VR education: Google Expeditions is transporting school kids all over the world - with a little help from virtual reality.
Were you an art student wowed by Barcelona’s architecture? A budding scientist inspired by Switzerland’s CERN?
Perhaps you are now a historian who is still moved by the memory of visiting France’s Somme battlefields.
School trips are powerful, educational tools that shape the adults we grow into.
Not every school has enough funding to take students away on site visits however. And not every parent can afford costly travel fees.
That’s why we think it’s amazing that in just a few months, half a million British students have travelled the world in virtual reality.
All with the help of Google Expeditions.
Google Expeditions has helped transport 500,000 schoolchildren on virtual field trips, it announced this week.
The educational platform launched in the UK last autumn, allowing schoolkids to experiencing hundreds of the world’s most incredible destinations, from the awe-inspiring Egyptian pyramids, to the deep underwater ecosystems of the Galapagos Islands.
The very nature of virtual reality also means that a new generation of students have visited places that weren’t previously even physically possible: classes of bold explorers have been inside the human body, to unexplored of outer space.
All teachers have needed to make these flights of fancy possible, are school-owned smartphones and cheap Google Cardboard headsets.
Institutions can now also invest in special Google Expeditions virtual reality kits (but these cost about £4,500 for 10 students).
To mark the milestone, Google has now added a further 58 virtual destinations to its catalogue of trip, providing students and teachers with more than 500 Expeditions to choose from.
A new partnership with the British Museum will allow kids to explore the Mayan Ruins of Quiriguá, Guatemala; while a project with the National Trust for Scotland will let students tour a Victorian era printing factory.
This isn’t just about giving children the opportunity to see new sights, it’s about embracing new (or lost) cultural experiences, Google said in its announcement:
“Vikings: Way of the Warrior lets students join with the legendary Norsemen while they’re worshipping Odin, hunting, and telling tall tales in the mead hall.”
Nothing beats the excitement of experiencing the wonders of the world first-hand. But if you can’t take the classroom to Mount Everest, teachers can now bring the mountain to them.
Virtual reality is opening the world up – and inspiring young minds along the way.
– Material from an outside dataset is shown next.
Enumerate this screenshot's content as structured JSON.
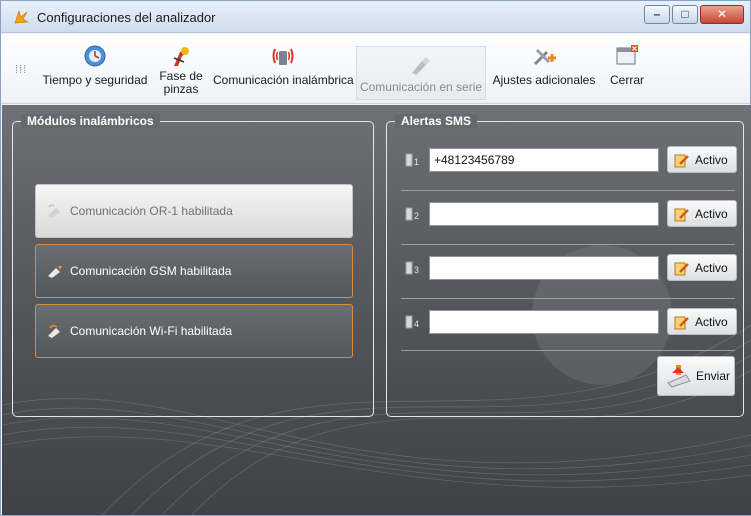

Sign up to bring Google Expeditions to your school.
Kitty Knowles is a Senior Features Writer at The Memo. Kitty previously worked as an online journalist for GQ. She can be found tweeting @KittyGKnowles.